Recent research findings about whether mass media reports influence risk-related judgments have not been consistent. One reconciliation of the differing findings is the impersonal impact hypothesis, which suggests that media impact occurs with societal level judgments about general problem importance or frequency but not with judgments about personal risks. Three studies, with 465 undergraduates were conducted to test this hypothesis. Results support the impersonal impact hypothesis by suggesting that personal and societal level judgments are distinct and that media reports exert their primary influence on societal rather than personal judgments. Although media reports influenced judgments about societal risks but not about risks to one's self under the conditions examined in the present research, personal judgments may be affected under other conditions. Conditions under which media reports may have differential or similar effects on personal and societal-level judgments are considered in relation to the base rates of an event occurring, the strength of the media case that a problem exists, and the individual's identification with the problem. (55 ref) (PsycINFO Database Record (c) 2006 APA, all rights reserved).
- mass media reports, societal vs personal level judgment of risk, college students
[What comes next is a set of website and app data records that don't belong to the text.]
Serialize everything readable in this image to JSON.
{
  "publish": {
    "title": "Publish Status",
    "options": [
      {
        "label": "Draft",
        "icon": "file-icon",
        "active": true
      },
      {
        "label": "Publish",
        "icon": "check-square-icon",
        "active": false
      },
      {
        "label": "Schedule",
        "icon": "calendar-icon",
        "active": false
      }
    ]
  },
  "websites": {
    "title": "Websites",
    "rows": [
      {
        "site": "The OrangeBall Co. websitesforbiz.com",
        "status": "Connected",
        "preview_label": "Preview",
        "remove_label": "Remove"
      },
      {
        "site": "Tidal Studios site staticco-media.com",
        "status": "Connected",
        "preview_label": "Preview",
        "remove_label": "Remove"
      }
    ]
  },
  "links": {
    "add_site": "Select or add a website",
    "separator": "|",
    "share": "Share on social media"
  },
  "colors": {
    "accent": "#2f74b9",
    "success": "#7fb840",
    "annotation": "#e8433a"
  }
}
ASJC Scopus subject areas
- Sociology and Political Science
- Social Psychology